I said to my mate this afternoon, "I know that nobody is too good to go down, but we really are too good to go down". But it is the damned inconsistency at the moment that is going to drive us right to the edge if we are not careful. Look at the table before today's games, nine points separated Hastings next to bottom from Staines in 6th, in theory three straight wins. Tonbridge have had three straight wins twice this season but only one of the six games was a League match. Today we could not even be consistent for 90 minutes. The dominance we held and the chances that went begging should have had us home and hosed by half time. With both wingers, but Westcott in particular, causing havoc on the flanks and Tyne having an outstanding 45 minutes there should have been more than a goal between the sides. But where did we go in the second half? True enough we gave it a go in the last 10 minutes but by then the momentum had gone and the damage had been done. I hope Tommy Warrilow knows the answer to this one (inconsistency), because I sure as hell don't. But then he is paid to manage Tonbridge, I pay to get in!!

Wednesday, 2 January 2008

Leyton Orient 0 Gillingham 0

Match 43/07/660 - Tuesday, 1st January 2008 - League One

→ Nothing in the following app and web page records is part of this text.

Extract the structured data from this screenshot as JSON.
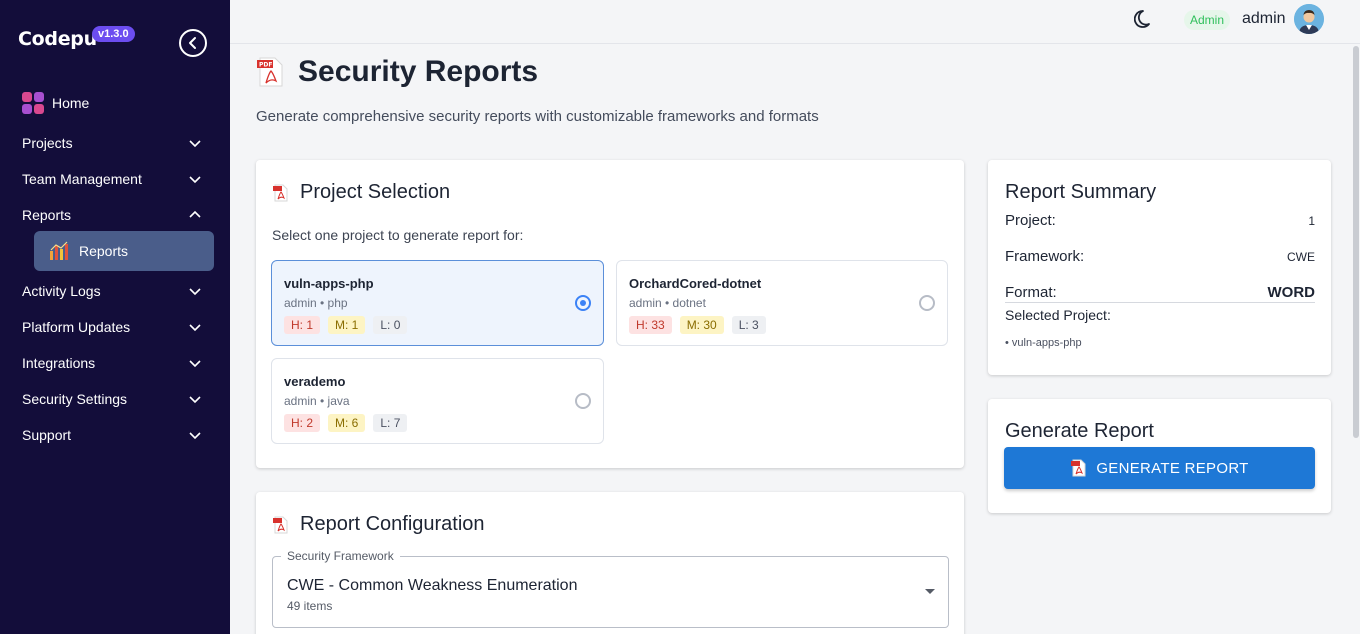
{
  "app": {
    "logo_text": "Codepu",
    "version": "v1.3.0"
  },
  "sidebar": {
    "home_label": "Home",
    "items": [
      {
        "label": "Projects"
      },
      {
        "label": "Team Management"
      },
      {
        "label": "Reports"
      },
      {
        "label": "Activity Logs"
      },
      {
        "label": "Platform Updates"
      },
      {
        "label": "Integrations"
      },
      {
        "label": "Security Settings"
      },
      {
        "label": "Support"
      }
    ],
    "active_sub": "Reports"
  },
  "header": {
    "role": "Admin",
    "username": "admin"
  },
  "page": {
    "title": "Security Reports",
    "subtitle": "Generate comprehensive security reports with customizable frameworks and formats"
  },
  "project_selection": {
    "title": "Project Selection",
    "prompt": "Select one project to generate report for:",
    "projects": [
      {
        "name": "vuln-apps-php",
        "meta": "admin • php",
        "h": "H: 1",
        "m": "M: 1",
        "l": "L: 0",
        "selected": true
      },
      {
        "name": "OrchardCored-dotnet",
        "meta": "admin • dotnet",
        "h": "H: 33",
        "m": "M: 30",
        "l": "L: 3",
        "selected": false
      },
      {
        "name": "verademo",
        "meta": "admin • java",
        "h": "H: 2",
        "m": "M: 6",
        "l": "L: 7",
        "selected": false
      }
    ]
  },
  "report_config": {
    "title": "Report Configuration",
    "framework_label": "Security Framework",
    "framework_value": "CWE - Common Weakness Enumeration",
    "framework_sub": "49 items"
  },
  "summary": {
    "title": "Report Summary",
    "project_label": "Project:",
    "project_value": "1",
    "framework_label": "Framework:",
    "framework_value": "CWE",
    "format_label": "Format:",
    "format_value": "WORD",
    "selected_label": "Selected Project:",
    "selected_value": "• vuln-apps-php"
  },
  "generate": {
    "title": "Generate Report",
    "button_label": "GENERATE REPORT"
  },
  "colors": {
    "sidebar_bg": "#130d3a",
    "accent": "#1e78d6",
    "active_nav": "#4a5d8a",
    "version_badge": "#6c4df0"
  }
}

Leyton Orient (0) 0
Gillingham (0) 0
Att. 5,369

Entrance: £20
Programme: £3
Mileage: 116/3,765

Match Report

As goalless draws go an entertaining encounter in which Gillingham confirmed their much improved form over the Christmas period. Five points from a possible nine is a good return against three teams all occupying lofty positions in the League One table.

Solid at the back, despite making a couple of good saves, Simon Royce was not called upon to produce one his heroic performances, and full of running in midfield, Gillingham had the game within their control for the most part. The downside at present is upfront where goals would appear to be hard-come-by. Mulligan and Facey worked hard enough but they do not seem have goals in them as a partnership. An increased bid for Forest Green Rovers striker Stuart Fleetwood has been reported.

Mark Stimson’s fitness regime seems to be bearing fruit as they finished the game at Brisbane Road the stronger of the sides and this has happened in all three of the Christmas fixtures.

A nice fixture to have on New Year’s Day attracted a substantial away following of nearly a thousand and they gave plenty of encouragement to their favourites. A second away win still eludes Gillingham but they are no longer the soft touch on the road of a couple of months ago.

The Olympics of 2012 may seem rather a long way off, but the site will become home to Leyton Orient following the Games. If nothing else it should afford some ease of parking which is a complete nightmare at Brisbane Road. The building of the blocks of apartments in each corner has afforded Orient the luxury of developing three of the sides and although the wooden seats are rather uncomfortable the old stand is functional. The main stand is rather an odd looking structure that looks better from the outside than in. What they do with that amount of office space is beyond my comprehension.

We enter 2008 with a bit of optimism that everything is moving in the right direction.